Cordele Dispatch, Cordele, GA

Online Extras

February 8, 2013

How to organize paperwork before tax day

The most common complaint I hear from people is that they are buried in paper. When they describe their struggle to tame the paper in their home, it is often with a look of desperation on their face and the sound of defeat in their voice. Add the rapidly approaching April 15 tax deadline and sheer panic sets in. Even if you can survive for most of the year without having your papers in order, this is one time when locating a specific document and keeping track of all those tax forms really matters. Here are some practical tips for getting a grip on all that paper, for tax time and throughout the year.

— Put incoming papers in a designated spot

It takes about the same amount of time to put something in the right place as it does to put it in the wrong place. The key is to create the "right" space and make sure everyone in your family knows where it is. Put incoming papers like bills, receipts and schoolwork in a designated inbox each day and regularly transfer the contents of your inbox to labeled bins with the following categories: "To File," "To Pay" and "Needs Action." Throw away or recycle all unwanted mail and school papers before they pile up, and don't get frustrated if you are unsure whether to keep a document. For guidance on how long to keep specific documents, financial planner Ric Edelman has a good list on the Web sitewww.nextavenue.org.

— Make sure you have the proper tools

You need permanent filing space, either drawers in a desk or a filing cabinet. It is difficult to get by with a combination of portable boxes, magazine boxes and desktop files unless you are really organized; they can be hard to keep track of. If possible, find a space on the main floor of your house for your papers. Having to tote papers to the basement or the second floor requires time and is one of the main reasons paper piles up.

Text Only
Online Extras
  • An alternative diagnosis to ADHD: Schoolchildren need more time to move

    The Centers for Disease Control and Prevention tells us that in recent years, there has been a jump in the percentage of young people diagnosed with attention deficit and hyperactivity disorder, commonly known as ADHD: 7.8 percent in 2003 to 9.5 percent in 2007 to 11 percent in 2011.

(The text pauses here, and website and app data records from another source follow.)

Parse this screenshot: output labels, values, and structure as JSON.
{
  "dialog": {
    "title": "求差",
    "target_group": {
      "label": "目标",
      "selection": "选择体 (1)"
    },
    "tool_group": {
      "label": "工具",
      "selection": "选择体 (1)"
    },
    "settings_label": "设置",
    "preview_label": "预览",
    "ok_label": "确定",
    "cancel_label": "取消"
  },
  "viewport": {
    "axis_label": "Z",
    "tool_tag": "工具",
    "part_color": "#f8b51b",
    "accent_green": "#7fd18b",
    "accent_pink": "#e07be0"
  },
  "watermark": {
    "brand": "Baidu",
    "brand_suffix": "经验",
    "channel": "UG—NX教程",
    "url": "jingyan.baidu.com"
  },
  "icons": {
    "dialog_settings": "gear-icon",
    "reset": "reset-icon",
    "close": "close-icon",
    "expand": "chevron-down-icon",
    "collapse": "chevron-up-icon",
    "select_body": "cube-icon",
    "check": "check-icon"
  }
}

    July 14, 2014

  • Why it's basically impossible to delete those naked selfies you text

    If you're selling an old Android smartphone on an online auction site, you could be giving away rather more than you intend to, according to a recent investigation by anti-malware company Avast.

    July 14, 2014

  • Can technology help you and your friends choose a restaurant?

    Deciding where to eat, drink, relax and chat with friends should be a pleasure, but instead it's an engine of hesitancy and chagrin. As a result of that hesitancy and chagrin, you often end up going to the same handful of tried and true restaurants instead of branching out. What if technology could solve this problem by collecting a party's various dietary, monetary and atmospheric preferences and producing a restaurant that will delight everyone?

    May 16, 2014

  • Your child is a natural-born liar

    If your kid has been lying, "that's very, very normal," explains Kang Lee, a developmental psychologist at the University of Toronto who has been studying lying in children for 20 years. Generally, kids start to lie by around the age of 2 1/2  or 3, usually to cover up transgressions.

    May 16, 2014

  • Cashing in on pot market proves a pipe dream for traditional pharmacies

    Americans seeking medical marijuana for anything from pain to seizures must turn to a patchwork of small startups for help as U.S. laws keep traditional pharmacies out of a market that may exceed $6 billion by 2019.

    May 16, 2014

  • b_tuesday_eisenhower_20110405sg3371.jpg Augusta National removes 'Eisenhower Tree' after ice storm

    A 65-foot tree named after the nation's 34th president on the 17th hole at Augusta National Golf Club was removed over the weekend after sustaining "irreparable damage" during an ice storm at the home of the Masters Tournament.

    February 18, 2014 1 Photo

  • Football helmets don't protect side of head from blows in tests

    Players using current football helmets aren't adequately protected against hits to the side of the head, which can lead to sometimes-lethal concussions and brain swelling, researchers said.

    February 18, 2014

  • Why marrying your equal can boost inequality

    Rich and poor Americans are slowly but surely staking out separate lives. Increasingly, they have been moving to different communities, and more frequently they are also marrying people of similar income and educational backgrounds. This is a phenomenon social scientists call assortative mating.

    February 5, 2014

  • credit-card-generic.jpg Hackers probably attacked companies beyond Target, report says

    Hacking attacks like those that siphoned credit-card data from Target and Neiman Marcus are probably part of an unprecedented assault on a larger number of retailers, according to a security company working with the government.

    January 20, 2014 1 Photo

  • Four ways to tell if Affordable Care Act is working

    We are now days into the health-care law's insurance expansion, which began at midnight on Jan. 1. And it is, alas, far too early to tell if the nation's new health-care reform is working.

    January 4, 2014